Since multilateral engagement won the war, it is now time to reconstitute the coalition to win the peace. Tuesday’s decision could be the turning point. Success is achievable only if the right type of training is paired with high-level political engagement and if America invests significant diplomatic and technical resources.
The coalition should start by training a new security force, approximately 6,000 strong. NATO countries should lead, but key Arab allies should also be given a prominent role. This force should receive on-the-job training while securing the country’s borders and physical institutions. American know-how is needed to build an army capable of handling diverse threats from nonstate actors, leaving the Europeans to focus on training the police.
U.K. Prime Minister David Cameron made a savvy surprise visit to Tripoli on Jan. 31. Secretary of State John Kerry should follow suit and go to Libya as part of his first trip to the Middle East. This would signal to the world America’s commitment to engagement. It could also signal the U.S.’s commitment to spearheading the diplomatic coalition and lending its unique technical expertise rather than continuing its role of passively “leading from behind.”
If America attempted to dominate capacity-building efforts in Libya, it would fail and be accused of protecting its economic interests. However, if we coordinate our efforts with the coalition that helped overthrow Qadhafi, Ali Zidan and the Libyan people would welcome such efforts.
Even the speedy French-led dispersal of Islamist forces in Mali cannot provide long-term gains if Libya remains an ungoverned space. Unrest in neighboring Tunisia — long thought of as the success story of the Arab Spring — threatens to undermine the very model of transition from dictatorship to constitutional democracy in line with Islamic cultural norms. Libya has the wealth, educated populace and strategic location to succeed. It is up to the Libyans and their allies to close ranks. Libya is truly the linchpin to any comprehensive strategy to bring stability to North Africa and the Sahel.
Jason Pack is president of and editor of “The 2011 Libyan Uprisings and the Struggle for the Post-Qadhafi Future.” Karim Mezran is a senior fellow with the Atlantic Council’s Rafik Hariri Center for the Middle East and a professor at SAIS-Johns Hopkins.

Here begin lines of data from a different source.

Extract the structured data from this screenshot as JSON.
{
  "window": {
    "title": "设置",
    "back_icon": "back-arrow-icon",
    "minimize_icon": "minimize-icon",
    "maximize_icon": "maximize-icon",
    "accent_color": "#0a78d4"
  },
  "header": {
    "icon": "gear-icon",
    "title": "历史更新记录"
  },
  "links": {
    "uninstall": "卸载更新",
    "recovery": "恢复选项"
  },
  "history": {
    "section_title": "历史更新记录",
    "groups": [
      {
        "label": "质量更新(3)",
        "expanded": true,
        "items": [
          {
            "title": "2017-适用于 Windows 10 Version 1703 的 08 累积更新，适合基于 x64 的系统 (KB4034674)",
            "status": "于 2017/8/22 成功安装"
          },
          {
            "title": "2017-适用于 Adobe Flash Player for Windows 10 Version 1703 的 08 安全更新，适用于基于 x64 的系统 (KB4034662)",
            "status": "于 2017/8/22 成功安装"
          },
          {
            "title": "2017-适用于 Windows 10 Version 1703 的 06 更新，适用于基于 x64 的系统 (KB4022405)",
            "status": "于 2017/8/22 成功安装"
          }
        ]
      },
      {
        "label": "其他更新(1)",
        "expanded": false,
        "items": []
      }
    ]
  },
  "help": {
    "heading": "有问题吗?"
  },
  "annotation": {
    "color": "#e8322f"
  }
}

This column was originally published by POLITICO.

Related Experts: Karim Mezran

Image: libya-celebrates-3.jpg